◆ **WORK TO BE COMPLETED**
Your output must hold every entry exactly as written and none of the pictures.

◆ **DATASET**
+++

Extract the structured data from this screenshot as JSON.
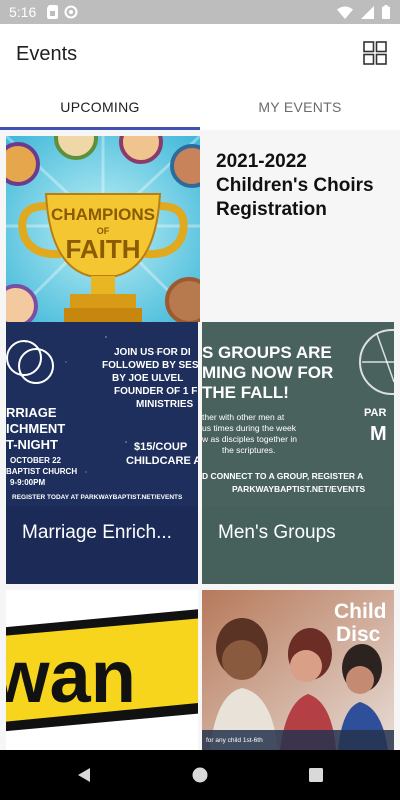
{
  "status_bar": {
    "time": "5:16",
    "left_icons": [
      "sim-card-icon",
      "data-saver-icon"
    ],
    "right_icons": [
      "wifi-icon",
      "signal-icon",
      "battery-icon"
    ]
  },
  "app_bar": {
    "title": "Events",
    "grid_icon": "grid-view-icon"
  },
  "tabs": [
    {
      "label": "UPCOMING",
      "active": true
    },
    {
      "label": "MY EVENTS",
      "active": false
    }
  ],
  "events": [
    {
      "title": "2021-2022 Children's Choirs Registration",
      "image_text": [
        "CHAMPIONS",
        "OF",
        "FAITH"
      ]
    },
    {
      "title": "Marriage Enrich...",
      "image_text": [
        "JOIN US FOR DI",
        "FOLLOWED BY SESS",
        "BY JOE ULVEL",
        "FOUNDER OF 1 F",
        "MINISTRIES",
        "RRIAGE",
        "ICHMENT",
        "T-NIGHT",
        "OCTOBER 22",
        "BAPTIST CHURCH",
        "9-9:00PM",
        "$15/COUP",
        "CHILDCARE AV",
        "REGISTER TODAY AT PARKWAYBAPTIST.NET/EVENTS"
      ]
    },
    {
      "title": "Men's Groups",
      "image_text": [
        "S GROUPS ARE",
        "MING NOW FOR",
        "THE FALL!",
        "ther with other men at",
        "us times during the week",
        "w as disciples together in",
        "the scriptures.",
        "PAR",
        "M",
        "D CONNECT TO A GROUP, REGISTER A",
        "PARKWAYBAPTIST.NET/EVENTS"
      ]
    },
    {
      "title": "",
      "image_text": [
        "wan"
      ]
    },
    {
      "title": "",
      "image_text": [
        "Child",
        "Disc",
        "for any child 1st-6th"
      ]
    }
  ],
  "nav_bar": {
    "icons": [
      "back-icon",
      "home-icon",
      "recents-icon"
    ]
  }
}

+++

◆ **EXERCISE SOLUTION**
Extract the structured data from this screenshot as JSON.
{
  "status_bar": {
    "time": "5:16",
    "left_icons": [
      "sim-card-icon",
      "data-saver-icon"
    ],
    "right_icons": [
      "wifi-icon",
      "signal-icon",
      "battery-icon"
    ]
  },
  "app_bar": {
    "title": "Events",
    "grid_icon": "grid-view-icon"
  },
  "tabs": [
    {
      "label": "UPCOMING",
      "active": true
    },
    {
      "label": "MY EVENTS",
      "active": false
    }
  ],
  "events": [
    {
      "title": "2021-2022 Children's Choirs Registration",
      "image_text": [
        "CHAMPIONS",
        "OF",
        "FAITH"
      ]
    },
    {
      "title": "Marriage Enrich...",
      "image_text": [
        "JOIN US FOR DI",
        "FOLLOWED BY SESS",
        "BY JOE ULVEL",
        "FOUNDER OF 1 F",
        "MINISTRIES",
        "RRIAGE",
        "ICHMENT",
        "T-NIGHT",
        "OCTOBER 22",
        "BAPTIST CHURCH",
        "9-9:00PM",
        "$15/COUP",
        "CHILDCARE AV",
        "REGISTER TODAY AT PARKWAYBAPTIST.NET/EVENTS"
      ]
    },
    {
      "title": "Men's Groups",
      "image_text": [
        "S GROUPS ARE",
        "MING NOW FOR",
        "THE FALL!",
        "ther with other men at",
        "us times during the week",
        "w as disciples together in",
        "the scriptures.",
        "PAR",
        "M",
        "D CONNECT TO A GROUP, REGISTER A",
        "PARKWAYBAPTIST.NET/EVENTS"
      ]
    },
    {
      "title": "",
      "image_text": [
        "wan"
      ]
    },
    {
      "title": "",
      "image_text": [
        "Child",
        "Disc",
        "for any child 1st-6th"
      ]
    }
  ],
  "nav_bar": {
    "icons": [
      "back-icon",
      "home-icon",
      "recents-icon"
    ]
  }
}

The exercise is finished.